» Problem description
Find the lines in these entries that include the word "avatar" and state how many there are, with no other words.
==== Record excerpts
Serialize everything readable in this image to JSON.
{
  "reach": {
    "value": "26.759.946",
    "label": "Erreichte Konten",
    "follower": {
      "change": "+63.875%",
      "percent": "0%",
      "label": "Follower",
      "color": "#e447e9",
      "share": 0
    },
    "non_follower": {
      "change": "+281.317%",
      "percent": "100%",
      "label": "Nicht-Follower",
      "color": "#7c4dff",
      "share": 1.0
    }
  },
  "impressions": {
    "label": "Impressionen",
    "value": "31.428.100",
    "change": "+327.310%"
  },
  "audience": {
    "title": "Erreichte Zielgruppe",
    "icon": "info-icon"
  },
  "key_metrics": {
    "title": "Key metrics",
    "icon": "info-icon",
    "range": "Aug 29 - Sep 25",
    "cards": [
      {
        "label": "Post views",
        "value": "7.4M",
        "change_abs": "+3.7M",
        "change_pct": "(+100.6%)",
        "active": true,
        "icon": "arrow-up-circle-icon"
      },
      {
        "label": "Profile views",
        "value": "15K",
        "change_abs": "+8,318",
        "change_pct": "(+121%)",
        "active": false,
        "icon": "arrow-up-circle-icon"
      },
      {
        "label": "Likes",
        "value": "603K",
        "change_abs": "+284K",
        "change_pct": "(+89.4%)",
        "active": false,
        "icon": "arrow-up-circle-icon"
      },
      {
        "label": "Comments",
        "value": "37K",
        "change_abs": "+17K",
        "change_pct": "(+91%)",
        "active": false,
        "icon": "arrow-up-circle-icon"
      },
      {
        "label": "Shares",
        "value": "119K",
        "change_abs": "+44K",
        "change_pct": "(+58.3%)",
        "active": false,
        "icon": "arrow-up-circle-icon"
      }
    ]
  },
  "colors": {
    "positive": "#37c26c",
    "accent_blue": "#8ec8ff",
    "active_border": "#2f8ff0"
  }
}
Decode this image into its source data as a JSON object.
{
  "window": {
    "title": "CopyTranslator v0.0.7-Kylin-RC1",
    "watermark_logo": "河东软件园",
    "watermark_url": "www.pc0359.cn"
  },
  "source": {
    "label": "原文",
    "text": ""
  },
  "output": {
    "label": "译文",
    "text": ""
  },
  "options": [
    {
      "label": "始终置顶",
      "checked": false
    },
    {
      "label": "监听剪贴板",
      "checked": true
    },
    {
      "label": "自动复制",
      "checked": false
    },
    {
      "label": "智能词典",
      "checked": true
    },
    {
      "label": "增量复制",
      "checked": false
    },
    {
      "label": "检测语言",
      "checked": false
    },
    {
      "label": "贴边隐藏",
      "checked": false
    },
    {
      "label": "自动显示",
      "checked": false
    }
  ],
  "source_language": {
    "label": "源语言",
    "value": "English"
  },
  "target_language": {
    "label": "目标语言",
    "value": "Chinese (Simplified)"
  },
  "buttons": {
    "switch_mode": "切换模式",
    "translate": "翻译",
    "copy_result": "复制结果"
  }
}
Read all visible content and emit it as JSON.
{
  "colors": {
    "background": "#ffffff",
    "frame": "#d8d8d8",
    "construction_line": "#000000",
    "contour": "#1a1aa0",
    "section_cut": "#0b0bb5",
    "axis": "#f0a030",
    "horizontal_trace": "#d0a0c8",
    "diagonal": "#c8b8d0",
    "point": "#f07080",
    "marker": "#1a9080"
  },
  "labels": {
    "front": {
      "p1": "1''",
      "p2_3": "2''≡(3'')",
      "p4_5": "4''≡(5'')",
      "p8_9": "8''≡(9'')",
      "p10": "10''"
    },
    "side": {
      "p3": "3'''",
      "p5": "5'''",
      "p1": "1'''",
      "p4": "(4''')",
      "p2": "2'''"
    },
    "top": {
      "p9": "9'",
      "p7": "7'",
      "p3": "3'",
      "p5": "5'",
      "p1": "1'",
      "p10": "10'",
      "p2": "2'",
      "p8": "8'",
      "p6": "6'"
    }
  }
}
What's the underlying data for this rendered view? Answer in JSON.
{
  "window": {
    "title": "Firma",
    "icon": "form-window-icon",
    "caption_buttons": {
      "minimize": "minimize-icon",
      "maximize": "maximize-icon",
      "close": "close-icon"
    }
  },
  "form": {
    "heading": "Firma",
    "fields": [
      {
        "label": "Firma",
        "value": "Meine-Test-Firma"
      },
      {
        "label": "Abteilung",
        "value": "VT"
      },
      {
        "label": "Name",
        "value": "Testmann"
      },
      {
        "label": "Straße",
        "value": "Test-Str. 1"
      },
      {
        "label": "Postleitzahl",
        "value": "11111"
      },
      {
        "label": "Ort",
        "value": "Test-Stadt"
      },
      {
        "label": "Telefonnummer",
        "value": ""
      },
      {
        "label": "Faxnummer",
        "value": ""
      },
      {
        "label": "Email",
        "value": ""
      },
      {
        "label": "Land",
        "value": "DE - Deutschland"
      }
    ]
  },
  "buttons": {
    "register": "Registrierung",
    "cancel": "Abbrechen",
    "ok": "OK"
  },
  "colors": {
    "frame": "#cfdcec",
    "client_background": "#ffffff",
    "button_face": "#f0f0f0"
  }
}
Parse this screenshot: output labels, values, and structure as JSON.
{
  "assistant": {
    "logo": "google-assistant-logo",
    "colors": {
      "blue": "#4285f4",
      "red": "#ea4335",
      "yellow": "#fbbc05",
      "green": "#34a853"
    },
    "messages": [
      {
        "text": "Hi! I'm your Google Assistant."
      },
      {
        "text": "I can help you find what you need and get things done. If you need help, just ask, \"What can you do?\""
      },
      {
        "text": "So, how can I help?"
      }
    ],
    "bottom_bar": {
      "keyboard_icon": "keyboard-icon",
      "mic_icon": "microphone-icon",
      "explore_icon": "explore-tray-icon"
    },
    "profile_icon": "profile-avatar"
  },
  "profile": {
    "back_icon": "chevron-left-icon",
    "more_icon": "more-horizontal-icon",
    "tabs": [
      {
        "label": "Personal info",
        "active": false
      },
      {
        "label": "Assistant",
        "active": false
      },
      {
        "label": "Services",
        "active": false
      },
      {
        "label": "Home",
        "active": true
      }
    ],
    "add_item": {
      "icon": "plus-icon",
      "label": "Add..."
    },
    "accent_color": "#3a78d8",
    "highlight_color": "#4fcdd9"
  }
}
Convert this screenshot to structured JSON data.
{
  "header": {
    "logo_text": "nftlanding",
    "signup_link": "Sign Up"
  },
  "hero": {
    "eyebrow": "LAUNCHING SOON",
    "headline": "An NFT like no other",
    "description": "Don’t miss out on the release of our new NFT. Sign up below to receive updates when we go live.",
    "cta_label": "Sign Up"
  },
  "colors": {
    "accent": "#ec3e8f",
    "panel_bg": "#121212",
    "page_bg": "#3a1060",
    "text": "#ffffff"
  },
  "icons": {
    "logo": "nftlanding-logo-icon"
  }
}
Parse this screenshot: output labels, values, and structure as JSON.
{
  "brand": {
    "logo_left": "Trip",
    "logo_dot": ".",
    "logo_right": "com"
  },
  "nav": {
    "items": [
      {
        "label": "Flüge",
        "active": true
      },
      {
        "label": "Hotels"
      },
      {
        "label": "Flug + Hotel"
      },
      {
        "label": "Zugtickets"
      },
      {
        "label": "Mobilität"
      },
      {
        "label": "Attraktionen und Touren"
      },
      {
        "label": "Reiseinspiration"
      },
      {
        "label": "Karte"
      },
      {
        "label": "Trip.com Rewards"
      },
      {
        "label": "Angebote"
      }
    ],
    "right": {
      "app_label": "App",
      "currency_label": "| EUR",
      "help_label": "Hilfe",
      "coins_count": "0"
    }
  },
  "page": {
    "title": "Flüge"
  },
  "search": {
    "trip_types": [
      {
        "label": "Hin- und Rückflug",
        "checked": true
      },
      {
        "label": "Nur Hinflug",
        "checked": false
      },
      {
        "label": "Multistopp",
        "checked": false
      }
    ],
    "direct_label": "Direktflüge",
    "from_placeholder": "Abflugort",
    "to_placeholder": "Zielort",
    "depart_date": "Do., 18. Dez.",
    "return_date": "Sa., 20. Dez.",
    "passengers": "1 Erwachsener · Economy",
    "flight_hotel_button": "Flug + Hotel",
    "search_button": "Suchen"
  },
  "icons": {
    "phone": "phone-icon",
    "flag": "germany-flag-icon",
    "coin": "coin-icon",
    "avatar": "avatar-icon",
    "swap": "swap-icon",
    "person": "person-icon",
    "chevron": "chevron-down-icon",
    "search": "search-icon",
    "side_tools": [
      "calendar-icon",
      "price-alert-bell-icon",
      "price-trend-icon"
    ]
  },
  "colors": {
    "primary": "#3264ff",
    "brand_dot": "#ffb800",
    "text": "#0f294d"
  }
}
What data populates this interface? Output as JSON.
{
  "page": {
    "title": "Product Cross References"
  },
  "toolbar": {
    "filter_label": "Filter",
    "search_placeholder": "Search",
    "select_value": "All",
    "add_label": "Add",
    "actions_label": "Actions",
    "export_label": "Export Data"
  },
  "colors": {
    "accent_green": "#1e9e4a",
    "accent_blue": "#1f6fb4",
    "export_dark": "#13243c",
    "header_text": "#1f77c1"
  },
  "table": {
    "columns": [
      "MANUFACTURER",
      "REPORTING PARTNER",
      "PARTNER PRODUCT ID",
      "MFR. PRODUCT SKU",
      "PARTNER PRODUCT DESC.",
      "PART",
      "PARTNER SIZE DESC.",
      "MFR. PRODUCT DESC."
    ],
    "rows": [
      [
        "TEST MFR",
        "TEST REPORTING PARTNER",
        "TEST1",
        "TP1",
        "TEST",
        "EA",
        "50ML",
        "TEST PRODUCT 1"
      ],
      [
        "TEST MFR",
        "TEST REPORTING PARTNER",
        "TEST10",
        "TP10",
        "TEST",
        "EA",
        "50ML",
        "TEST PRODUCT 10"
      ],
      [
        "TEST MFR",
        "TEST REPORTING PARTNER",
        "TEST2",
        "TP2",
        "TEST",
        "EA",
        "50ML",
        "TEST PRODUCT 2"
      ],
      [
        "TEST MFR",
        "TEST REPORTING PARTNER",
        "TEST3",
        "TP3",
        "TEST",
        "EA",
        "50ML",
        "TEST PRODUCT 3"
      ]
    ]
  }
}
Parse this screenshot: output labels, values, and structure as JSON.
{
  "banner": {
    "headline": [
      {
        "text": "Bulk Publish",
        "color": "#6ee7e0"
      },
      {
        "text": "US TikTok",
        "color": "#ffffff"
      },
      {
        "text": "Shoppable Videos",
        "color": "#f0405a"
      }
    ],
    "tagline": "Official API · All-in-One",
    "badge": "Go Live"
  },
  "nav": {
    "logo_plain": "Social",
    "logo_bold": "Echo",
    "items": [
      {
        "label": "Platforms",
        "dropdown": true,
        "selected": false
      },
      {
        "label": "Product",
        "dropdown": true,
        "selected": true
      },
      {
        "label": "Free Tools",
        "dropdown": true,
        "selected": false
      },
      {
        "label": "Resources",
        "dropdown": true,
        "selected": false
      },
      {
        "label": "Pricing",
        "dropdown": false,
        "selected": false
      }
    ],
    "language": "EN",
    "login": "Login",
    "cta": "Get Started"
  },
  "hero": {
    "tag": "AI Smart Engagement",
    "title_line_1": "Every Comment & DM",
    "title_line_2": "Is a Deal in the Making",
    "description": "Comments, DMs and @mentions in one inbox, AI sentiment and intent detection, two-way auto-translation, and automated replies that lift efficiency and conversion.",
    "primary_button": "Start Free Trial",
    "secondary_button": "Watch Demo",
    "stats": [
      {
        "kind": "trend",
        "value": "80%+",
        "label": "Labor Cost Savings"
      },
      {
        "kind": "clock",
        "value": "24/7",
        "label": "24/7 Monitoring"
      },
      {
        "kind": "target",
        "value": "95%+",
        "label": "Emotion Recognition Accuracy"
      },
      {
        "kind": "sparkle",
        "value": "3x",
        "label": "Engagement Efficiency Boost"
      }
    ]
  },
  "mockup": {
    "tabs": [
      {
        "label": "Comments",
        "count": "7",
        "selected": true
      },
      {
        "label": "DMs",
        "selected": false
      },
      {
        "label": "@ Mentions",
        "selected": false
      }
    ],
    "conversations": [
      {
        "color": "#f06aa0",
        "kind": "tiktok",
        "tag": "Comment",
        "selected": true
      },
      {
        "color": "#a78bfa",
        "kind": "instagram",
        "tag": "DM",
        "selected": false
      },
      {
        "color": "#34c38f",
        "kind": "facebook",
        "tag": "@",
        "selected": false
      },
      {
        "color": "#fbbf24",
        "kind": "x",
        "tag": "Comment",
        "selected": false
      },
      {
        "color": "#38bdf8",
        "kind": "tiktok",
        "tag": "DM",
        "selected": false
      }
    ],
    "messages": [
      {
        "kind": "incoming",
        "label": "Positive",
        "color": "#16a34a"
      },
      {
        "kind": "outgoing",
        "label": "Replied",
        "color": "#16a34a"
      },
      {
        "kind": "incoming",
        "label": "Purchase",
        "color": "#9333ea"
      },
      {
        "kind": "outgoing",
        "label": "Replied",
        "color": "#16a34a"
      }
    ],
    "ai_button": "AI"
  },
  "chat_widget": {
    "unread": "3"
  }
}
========
» Exercise solution
2